Here is a look at how often aircraft get too close to one another at LAX, based on the federal fiscal year ending Sept. 30:
*--* Ranking Total in U.S. Year Incursions Rate* by rate** 2001 9 1.15 6 2002 6 0.94 8 2003 9 1.43 4 2004 7 1.08 8 2005 8 1.22 6
* Per 100,000 takeoffs and landings ** Among the nation’s 30 busiest commercial airports
Sources: Federal Aviation Administration, Google Earth, DigitalGlobe, MDA EarthSat
U.S. airports with the highest near miss rates in fiscal 2005
1. Boston Logan International: 3.50
2. John Wayne (Orange County): 2.13
3. Long Beach: 1.71
4. Philadelphia International: 1.68
5. Newark Liberty International: 1.36
6. Los Angeles International: 1.22
7. John F. Kennedy International (New York): 1.11
8. McCarran International (Las Vegas): 0.99
9. Minneapolis-St. Paul International: 0.92

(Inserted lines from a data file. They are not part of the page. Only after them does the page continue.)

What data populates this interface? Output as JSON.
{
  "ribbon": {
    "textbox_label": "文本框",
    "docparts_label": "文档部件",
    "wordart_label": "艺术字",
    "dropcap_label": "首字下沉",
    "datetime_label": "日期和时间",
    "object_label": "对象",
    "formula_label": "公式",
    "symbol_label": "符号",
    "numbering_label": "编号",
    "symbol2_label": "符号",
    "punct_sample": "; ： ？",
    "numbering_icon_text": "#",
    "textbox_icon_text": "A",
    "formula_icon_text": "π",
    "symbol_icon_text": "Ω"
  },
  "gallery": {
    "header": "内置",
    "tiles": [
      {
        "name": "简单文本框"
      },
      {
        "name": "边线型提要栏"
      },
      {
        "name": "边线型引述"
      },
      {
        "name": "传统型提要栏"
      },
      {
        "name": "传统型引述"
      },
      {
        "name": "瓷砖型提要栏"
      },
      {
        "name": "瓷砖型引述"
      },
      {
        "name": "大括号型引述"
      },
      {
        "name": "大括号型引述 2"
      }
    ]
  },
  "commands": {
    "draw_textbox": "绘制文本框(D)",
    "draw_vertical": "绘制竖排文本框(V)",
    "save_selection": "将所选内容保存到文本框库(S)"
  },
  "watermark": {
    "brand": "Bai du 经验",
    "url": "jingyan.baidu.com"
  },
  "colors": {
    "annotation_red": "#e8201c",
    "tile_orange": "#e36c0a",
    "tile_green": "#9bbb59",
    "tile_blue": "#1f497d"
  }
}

10. Cincinnati/Northern Kentucky International: 0.77 and Charlotte (N.C.) Douglas International: 0.77